> _TASK ITEM_:
All of the data needs to be reproduced with no alterations.

> _TASK INPUTS_:
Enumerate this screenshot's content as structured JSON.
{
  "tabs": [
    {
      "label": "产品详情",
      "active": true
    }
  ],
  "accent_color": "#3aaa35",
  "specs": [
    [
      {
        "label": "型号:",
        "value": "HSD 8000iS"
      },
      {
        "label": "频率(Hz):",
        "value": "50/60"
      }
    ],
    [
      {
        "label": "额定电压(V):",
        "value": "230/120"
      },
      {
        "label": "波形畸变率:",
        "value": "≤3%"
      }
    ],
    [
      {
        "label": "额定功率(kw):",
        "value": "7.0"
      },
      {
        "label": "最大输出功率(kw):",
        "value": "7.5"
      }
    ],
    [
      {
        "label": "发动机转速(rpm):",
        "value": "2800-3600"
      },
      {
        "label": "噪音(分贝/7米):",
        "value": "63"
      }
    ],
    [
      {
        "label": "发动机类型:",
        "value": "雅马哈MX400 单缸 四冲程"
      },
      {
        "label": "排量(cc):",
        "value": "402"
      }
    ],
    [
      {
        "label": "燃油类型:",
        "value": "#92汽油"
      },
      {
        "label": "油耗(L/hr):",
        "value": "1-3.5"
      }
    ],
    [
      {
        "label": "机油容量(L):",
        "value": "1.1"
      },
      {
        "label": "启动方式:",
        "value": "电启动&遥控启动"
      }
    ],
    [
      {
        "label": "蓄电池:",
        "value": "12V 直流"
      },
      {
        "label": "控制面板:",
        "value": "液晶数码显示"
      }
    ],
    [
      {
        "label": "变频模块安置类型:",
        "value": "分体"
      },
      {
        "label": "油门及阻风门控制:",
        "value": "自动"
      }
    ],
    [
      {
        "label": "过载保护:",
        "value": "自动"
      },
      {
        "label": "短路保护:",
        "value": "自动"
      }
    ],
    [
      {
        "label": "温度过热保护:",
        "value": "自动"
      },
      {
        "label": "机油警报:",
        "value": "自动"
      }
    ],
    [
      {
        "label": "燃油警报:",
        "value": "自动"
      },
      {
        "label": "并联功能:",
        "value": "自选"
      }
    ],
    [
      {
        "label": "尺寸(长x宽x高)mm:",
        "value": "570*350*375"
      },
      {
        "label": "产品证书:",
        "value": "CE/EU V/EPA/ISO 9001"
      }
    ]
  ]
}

> _OUTPUT FOR THIS EXERCISE_:
Enumerate this screenshot's content as structured JSON.
{
  "tabs": [
    {
      "label": "产品详情",
      "active": true
    }
  ],
  "accent_color": "#3aaa35",
  "specs": [
    [
      {
        "label": "型号:",
        "value": "HSD 8000iS"
      },
      {
        "label": "频率(Hz):",
        "value": "50/60"
      }
    ],
    [
      {
        "label": "额定电压(V):",
        "value": "230/120"
      },
      {
        "label": "波形畸变率:",
        "value": "≤3%"
      }
    ],
    [
      {
        "label": "额定功率(kw):",
        "value": "7.0"
      },
      {
        "label": "最大输出功率(kw):",
        "value": "7.5"
      }
    ],
    [
      {
        "label": "发动机转速(rpm):",
        "value": "2800-3600"
      },
      {
        "label": "噪音(分贝/7米):",
        "value": "63"
      }
    ],
    [
      {
        "label": "发动机类型:",
        "value": "雅马哈MX400 单缸 四冲程"
      },
      {
        "label": "排量(cc):",
        "value": "402"
      }
    ],
    [
      {
        "label": "燃油类型:",
        "value": "#92汽油"
      },
      {
        "label": "油耗(L/hr):",
        "value": "1-3.5"
      }
    ],
    [
      {
        "label": "机油容量(L):",
        "value": "1.1"
      },
      {
        "label": "启动方式:",
        "value": "电启动&遥控启动"
      }
    ],
    [
      {
        "label": "蓄电池:",
        "value": "12V 直流"
      },
      {
        "label": "控制面板:",
        "value": "液晶数码显示"
      }
    ],
    [
      {
        "label": "变频模块安置类型:",
        "value": "分体"
      },
      {
        "label": "油门及阻风门控制:",
        "value": "自动"
      }
    ],
    [
      {
        "label": "过载保护:",
        "value": "自动"
      },
      {
        "label": "短路保护:",
        "value": "自动"
      }
    ],
    [
      {
        "label": "温度过热保护:",
        "value": "自动"
      },
      {
        "label": "机油警报:",
        "value": "自动"
      }
    ],
    [
      {
        "label": "燃油警报:",
        "value": "自动"
      },
      {
        "label": "并联功能:",
        "value": "自选"
      }
    ],
    [
      {
        "label": "尺寸(长x宽x高)mm:",
        "value": "570*350*375"
      },
      {
        "label": "产品证书:",
        "value": "CE/EU V/EPA/ISO 9001"
      }
    ]
  ]
}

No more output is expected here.